No revenue was earned or recognized during the year ended December 31, 2022.

Research and Development Expenses

Research and development expenses for the year ended December 31, 2022 totaled $13.4 million, a decrease of $1.5 million, or 10%, as compared to $14.9 million recorded for the year ended December 31, 2021. Research and development expenses consisted of the following:

For the Year Ended

December 31,

2022

2021

Personnel-related expenses

$

6,070,577

$

5,393,241

Supplies and materials

 

2,731,743

 

1,271,234

Non-cash stock-based compensation expenses

 

1,809,305

 

1,612,942

Direct clinical and non-clinical expenses

1,005,661

5,045,518

Facilities expenses

 

994,069

 

1,153,337

Other expenses

 

767,325

 

374,602

Total research and development expenses

$

13,378,680

$

14,850,874

The increase in personnel-related expenses and non-cash stock-based compensation expenses was primarily due to new hires. The increase in supplies and materials was primarily due to costs expended for clinical dispenser cartridge supplies in 2022. The decrease in direct clinical and non-clinical expenses resulted from the sharp decrease in expenses resulting from Bausch + Lomb assuming full control of its clinical trial in December 2021 and the Vision 2 study in 2022 costing less than the Vision 1 study completed in 2021. The increase in other expense primarily reflects additional travel expenses due to the easing of COVID-19 restrictions.

General and Administrative Expenses

General and administrative expenses for the year ended December 31, 2022 totaled $13.5 million, an increase of $2.9 million, or 27%, as compared to $10.6 million recorded for the year ended December 31, 2021. General and administrative expenses consisted of the following:

    

For the Year Ended

    

December 31,

2022

2021

Salaries and benefits

$

3,842,993

$

2,875,884

Professional fees

 

3,427,450

 

1,963,233

Stock-based compensation

 

1,956,059

 

1,273,160

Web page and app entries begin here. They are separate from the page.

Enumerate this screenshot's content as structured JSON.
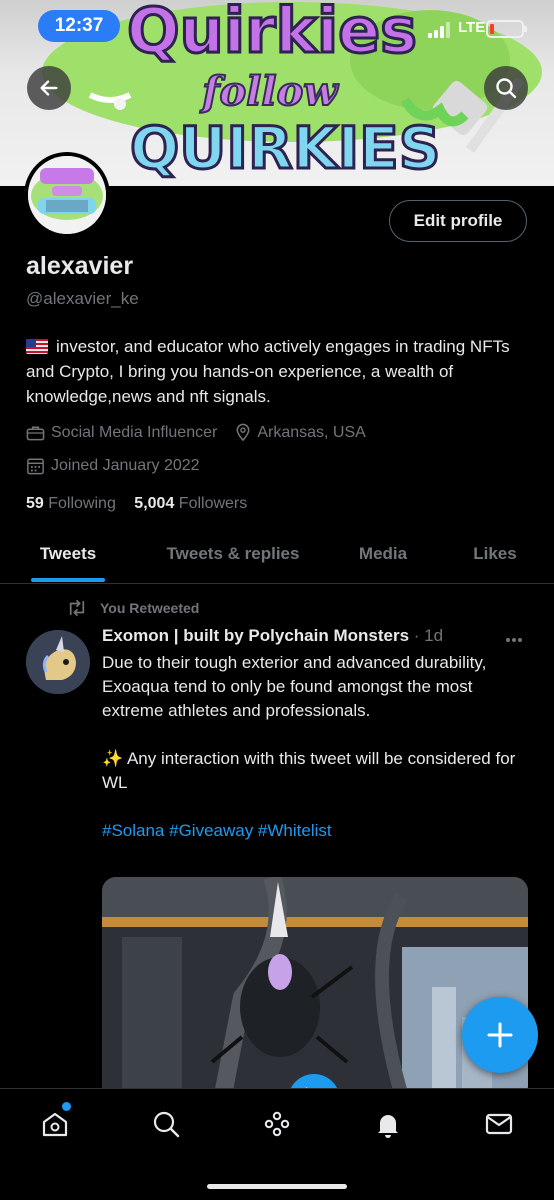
{
  "status_bar": {
    "time": "12:37",
    "network": "LTE"
  },
  "banner": {
    "line1": "Quirkies",
    "line2": "follow",
    "line3": "QUIRKIES"
  },
  "profile": {
    "edit_button_label": "Edit profile",
    "display_name": "alexavier",
    "handle": "@alexavier_ke",
    "bio": "investor, and educator who actively engages in trading NFTs and Crypto, I bring you hands-on experience, a wealth of knowledge,news and nft signals.",
    "category": "Social Media Influencer",
    "location": "Arkansas, USA",
    "joined": "Joined January 2022",
    "following_count": "59",
    "following_label": "Following",
    "followers_count": "5,004",
    "followers_label": "Followers"
  },
  "tabs": [
    {
      "label": "Tweets",
      "active": true
    },
    {
      "label": "Tweets & replies",
      "active": false
    },
    {
      "label": "Media",
      "active": false
    },
    {
      "label": "Likes",
      "active": false
    }
  ],
  "tweet": {
    "retweet_label": "You Retweeted",
    "author": "Exomon | built by Polychain Monsters",
    "time": "· 1d",
    "paragraph1": "Due to their tough exterior and advanced durability, Exoaqua tend to only be found amongst the most extreme athletes and professionals.",
    "paragraph2": "Any interaction with this tweet will be considered for WL",
    "hashtags": "#Solana #Giveaway #Whitelist"
  },
  "icons": {
    "back": "arrow-left-icon",
    "search": "search-icon",
    "compose": "plus-icon",
    "nav": [
      "home-icon",
      "search-icon",
      "spaces-icon",
      "bell-icon",
      "mail-icon"
    ]
  },
  "colors": {
    "accent": "#1d9bf0",
    "background": "#000000",
    "muted": "#71767b",
    "time_pill": "#2a7cf7"
  }
}
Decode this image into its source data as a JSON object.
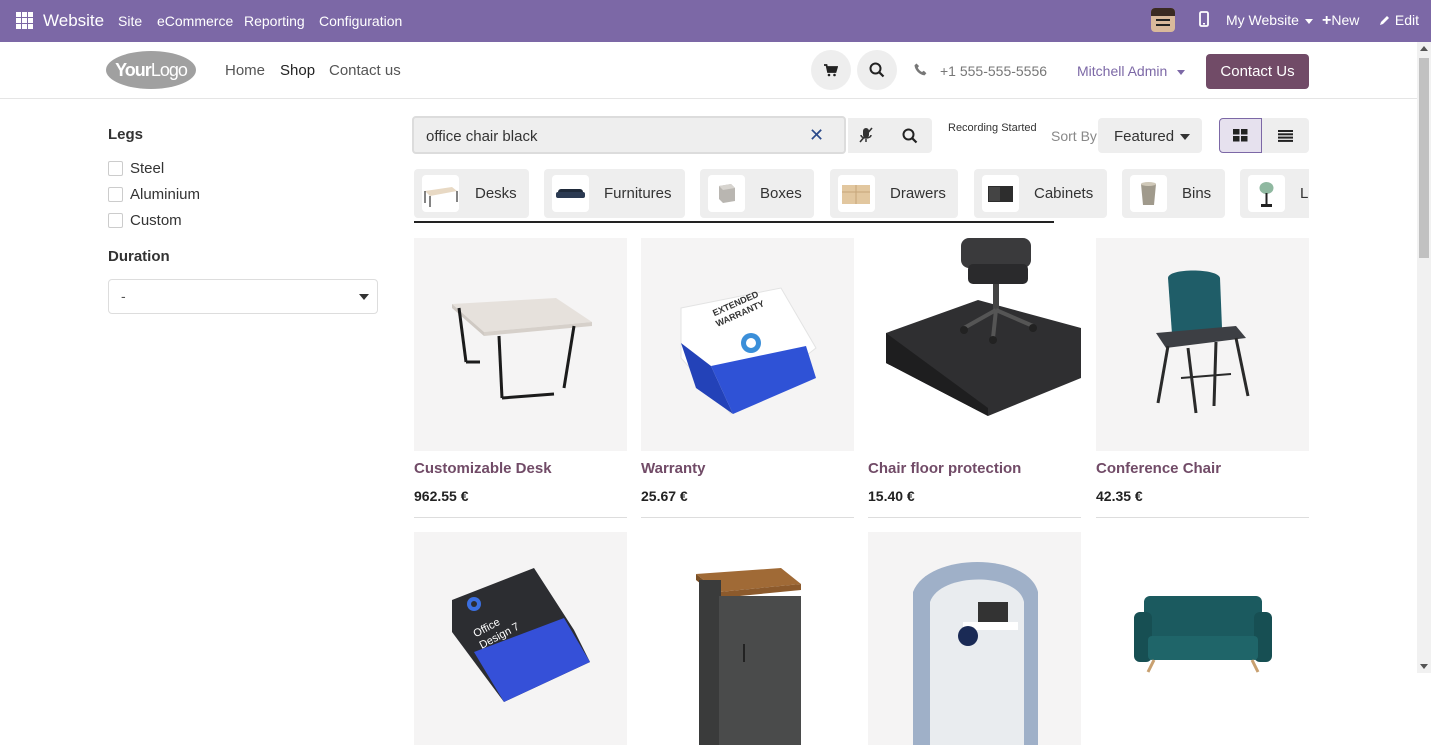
{
  "adminbar": {
    "brand": "Website",
    "menu": [
      "Site",
      "eCommerce",
      "Reporting",
      "Configuration"
    ],
    "website_switcher": "My Website",
    "new_label": "New",
    "edit_label": "Edit"
  },
  "header": {
    "logo_bold": "Your",
    "logo_thin": "Logo",
    "nav": [
      "Home",
      "Shop",
      "Contact us"
    ],
    "phone": "+1 555-555-5556",
    "user": "Mitchell Admin",
    "contact_button": "Contact Us"
  },
  "filters": {
    "legs_title": "Legs",
    "legs_options": [
      "Steel",
      "Aluminium",
      "Custom"
    ],
    "duration_title": "Duration",
    "duration_value": "-"
  },
  "search": {
    "value": "office chair black",
    "recording_status": "Recording Started",
    "sort_label": "Sort By:",
    "sort_value": "Featured"
  },
  "categories": [
    "Desks",
    "Furnitures",
    "Boxes",
    "Drawers",
    "Cabinets",
    "Bins",
    "La"
  ],
  "products": [
    {
      "name": "Customizable Desk",
      "price": "962.55 €"
    },
    {
      "name": "Warranty",
      "price": "25.67 €"
    },
    {
      "name": "Chair floor protection",
      "price": "15.40 €"
    },
    {
      "name": "Conference Chair",
      "price": "42.35 €"
    }
  ],
  "products_row2_box_text": "Office Design 7",
  "warranty_box_text": "EXTENDED WARRANTY",
  "colors": {
    "admin_bar": "#7c68a6",
    "brand_primary": "#714b67"
  }
}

Other

 

1,260,732

 

1,151,678

Sales and marketing

 

1,203,767

 

1,964,192

Insurance expense

 

1,061,505

 

917,548

Director fees and expense

 

398,125

 

318,250

Facilities expense

 

382,204